======== Records shown ========

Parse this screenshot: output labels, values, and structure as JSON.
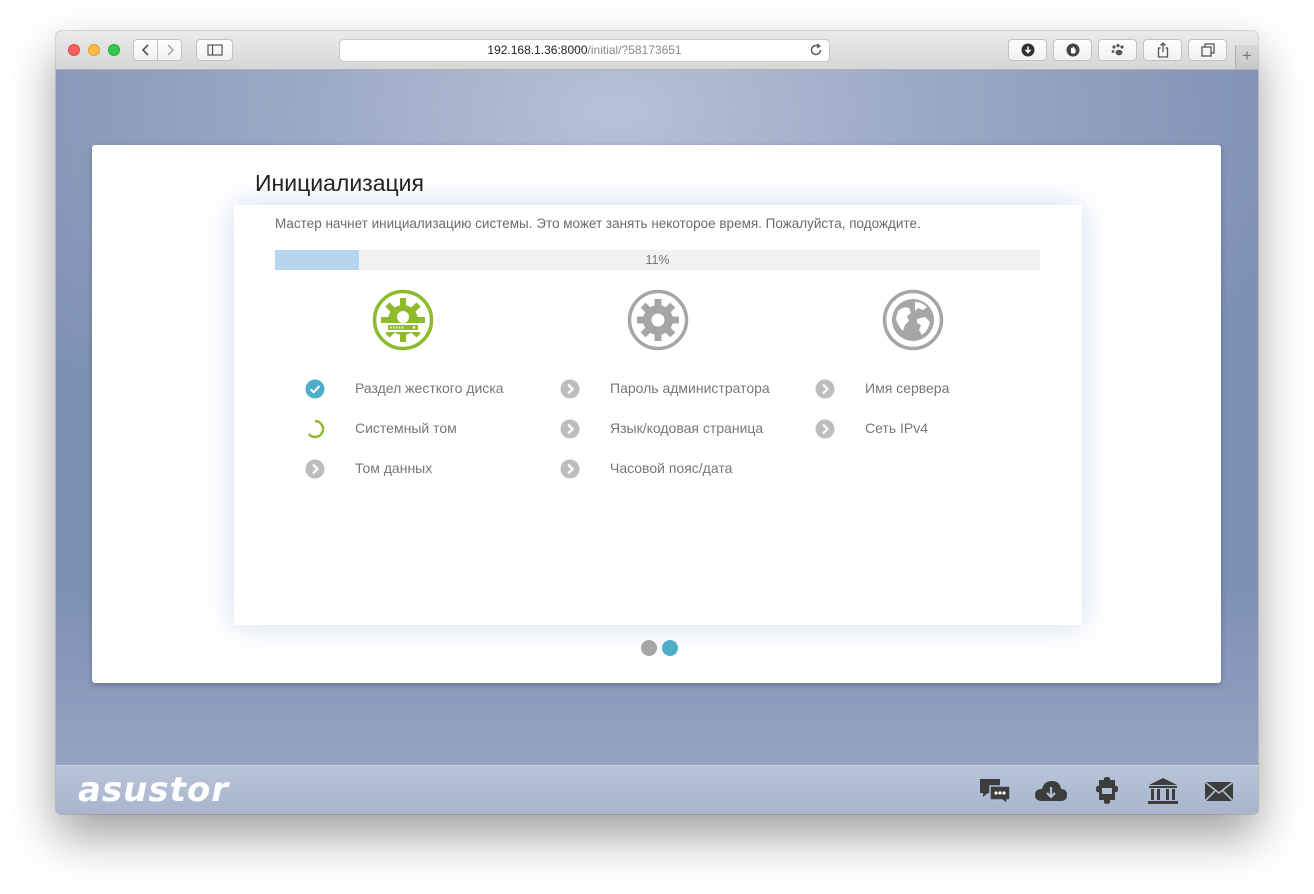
{
  "browser": {
    "url_host": "192.168.1.36:8000",
    "url_path": "/initial/?58173651"
  },
  "wizard": {
    "title": "Инициализация",
    "description": "Мастер начнет инициализацию системы. Это может занять некоторое время. Пожалуйста, подождите.",
    "progress_percent": 11,
    "progress_label": "11%",
    "columns": [
      {
        "icon": "storage-gear-icon",
        "active": true,
        "items": [
          {
            "label": "Раздел жесткого диска",
            "status": "done"
          },
          {
            "label": "Системный том",
            "status": "in-progress"
          },
          {
            "label": "Том данных",
            "status": "pending"
          }
        ]
      },
      {
        "icon": "settings-gear-icon",
        "active": false,
        "items": [
          {
            "label": "Пароль администратора",
            "status": "pending"
          },
          {
            "label": "Язык/кодовая страница",
            "status": "pending"
          },
          {
            "label": "Часовой пояс/дата",
            "status": "pending"
          }
        ]
      },
      {
        "icon": "globe-icon",
        "active": false,
        "items": [
          {
            "label": "Имя сервера",
            "status": "pending"
          },
          {
            "label": "Сеть IPv4",
            "status": "pending"
          }
        ]
      }
    ],
    "pager": {
      "pages": 2,
      "current": 2
    }
  },
  "footer": {
    "logo": "asustor",
    "icons": [
      "chat-icon",
      "cloud-download-icon",
      "plugin-icon",
      "bank-icon",
      "mail-icon"
    ]
  },
  "colors": {
    "accent_green": "#8dbb2b",
    "accent_blue": "#4eaec8",
    "inactive_gray": "#a6a6a6",
    "progress_fill": "#b8d5ef"
  }
}
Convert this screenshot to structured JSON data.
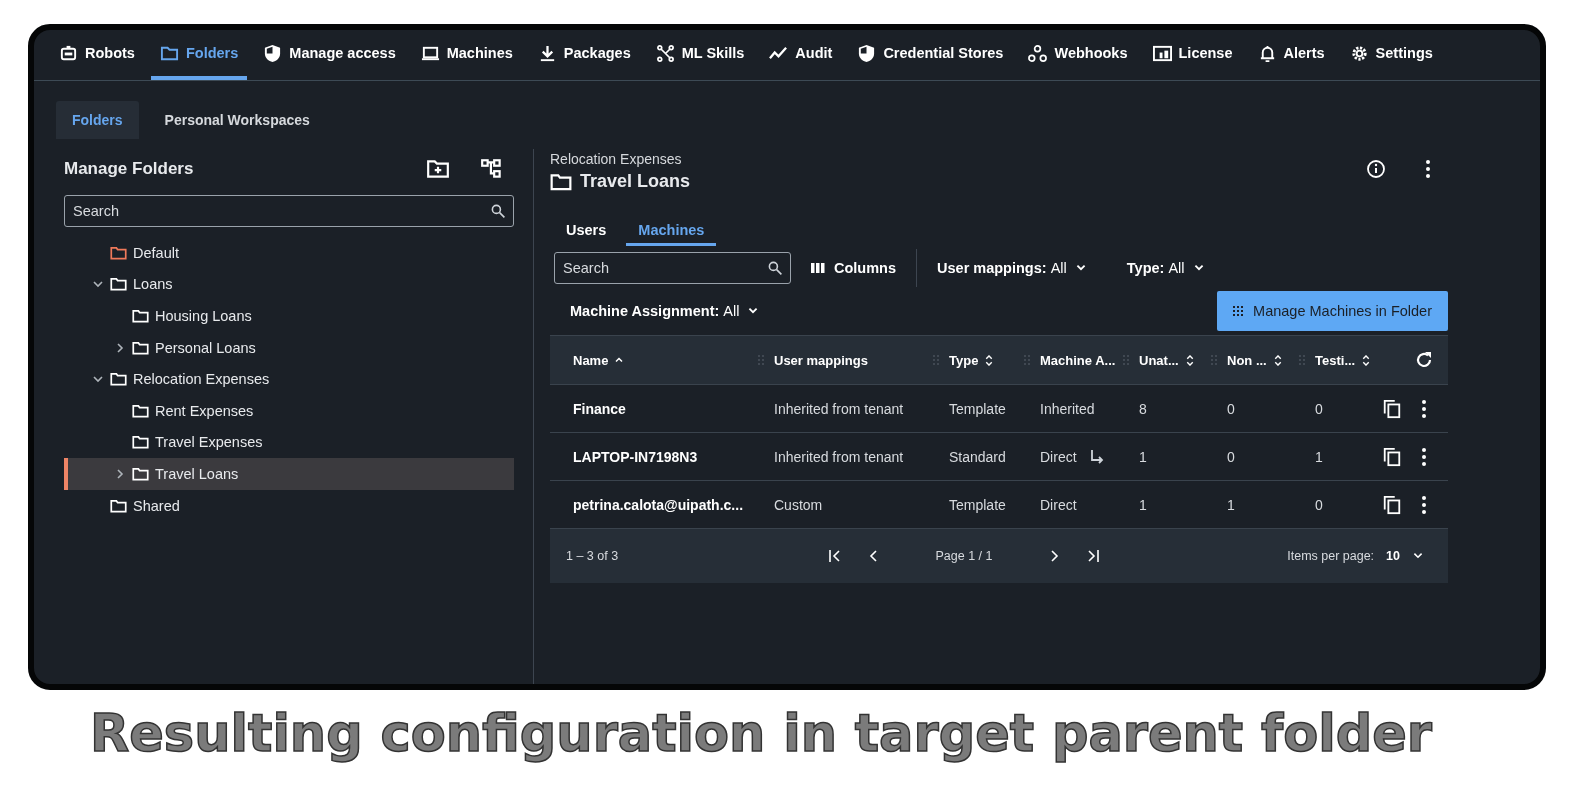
{
  "nav": [
    {
      "label": "Robots",
      "kind": "robot",
      "selected": false
    },
    {
      "label": "Folders",
      "kind": "folder",
      "selected": true
    },
    {
      "label": "Manage access",
      "kind": "shield",
      "selected": false
    },
    {
      "label": "Machines",
      "kind": "laptop",
      "selected": false
    },
    {
      "label": "Packages",
      "kind": "download",
      "selected": false
    },
    {
      "label": "ML Skills",
      "kind": "nodes",
      "selected": false
    },
    {
      "label": "Audit",
      "kind": "trend",
      "selected": false
    },
    {
      "label": "Credential Stores",
      "kind": "shield",
      "selected": false
    },
    {
      "label": "Webhooks",
      "kind": "webhook",
      "selected": false
    },
    {
      "label": "License",
      "kind": "devices",
      "selected": false
    },
    {
      "label": "Alerts",
      "kind": "bell",
      "selected": false
    },
    {
      "label": "Settings",
      "kind": "gear",
      "selected": false
    }
  ],
  "subtabs": [
    {
      "label": "Folders",
      "selected": true
    },
    {
      "label": "Personal Workspaces",
      "selected": false
    }
  ],
  "folders": {
    "title": "Manage Folders",
    "search": {
      "placeholder": "Search"
    },
    "tree": [
      {
        "label": "Default",
        "kind": "default",
        "selected": false
      },
      {
        "label": "Loans",
        "kind": "folder",
        "selected": false,
        "expanded": true,
        "children": [
          {
            "label": "Housing Loans",
            "kind": "folder",
            "selected": false
          },
          {
            "label": "Personal Loans",
            "kind": "folder",
            "selected": false,
            "expanded": false
          }
        ]
      },
      {
        "label": "Relocation Expenses",
        "kind": "folder",
        "selected": false,
        "expanded": true,
        "children": [
          {
            "label": "Rent Expenses",
            "kind": "folder",
            "selected": false
          },
          {
            "label": "Travel Expenses",
            "kind": "folder",
            "selected": false
          },
          {
            "label": "Travel Loans",
            "kind": "folder",
            "selected": true,
            "expanded": false
          }
        ]
      },
      {
        "label": "Shared",
        "kind": "folder",
        "selected": false
      }
    ]
  },
  "detail": {
    "breadcrumb": "Relocation Expenses",
    "title": "Travel Loans",
    "tabs": [
      {
        "label": "Users",
        "selected": false
      },
      {
        "label": "Machines",
        "selected": true
      }
    ],
    "search": {
      "placeholder": "Search"
    },
    "columns_button": "Columns",
    "filters": [
      {
        "label": "User mappings:",
        "value": "All"
      },
      {
        "label": "Type:",
        "value": "All"
      },
      {
        "label": "Machine Assignment:",
        "value": "All"
      }
    ],
    "manage_button": "Manage Machines in Folder",
    "table": {
      "columns": [
        {
          "label": "Name",
          "kind": "sorted"
        },
        {
          "label": "User mappings",
          "kind": "plain"
        },
        {
          "label": "Type",
          "kind": "sortable"
        },
        {
          "label": "Machine A...",
          "kind": "plain"
        },
        {
          "label": "Unat...",
          "kind": "sortable"
        },
        {
          "label": "Non ...",
          "kind": "sortable"
        },
        {
          "label": "Testi...",
          "kind": "sortable"
        }
      ],
      "rows": [
        {
          "cells": [
            "Finance",
            "Inherited from tenant",
            "Template",
            "Inherited",
            "8",
            "0",
            "0"
          ],
          "override_icon": false
        },
        {
          "cells": [
            "LAPTOP-IN7198N3",
            "Inherited from tenant",
            "Standard",
            "Direct",
            "1",
            "0",
            "1"
          ],
          "override_icon": true
        },
        {
          "cells": [
            "petrina.calota@uipath.c...",
            "Custom",
            "Template",
            "Direct",
            "1",
            "1",
            "0"
          ],
          "override_icon": false
        }
      ]
    },
    "pagination": {
      "range": "1 – 3 of 3",
      "page": "Page 1 / 1",
      "items_per_page_label": "Items per page:",
      "items_per_page": "10"
    }
  },
  "caption": "Resulting configuration in target parent folder"
}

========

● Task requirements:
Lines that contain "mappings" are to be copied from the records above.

● Solution:
        "label": "User mappings:",
          "label": "User mappings",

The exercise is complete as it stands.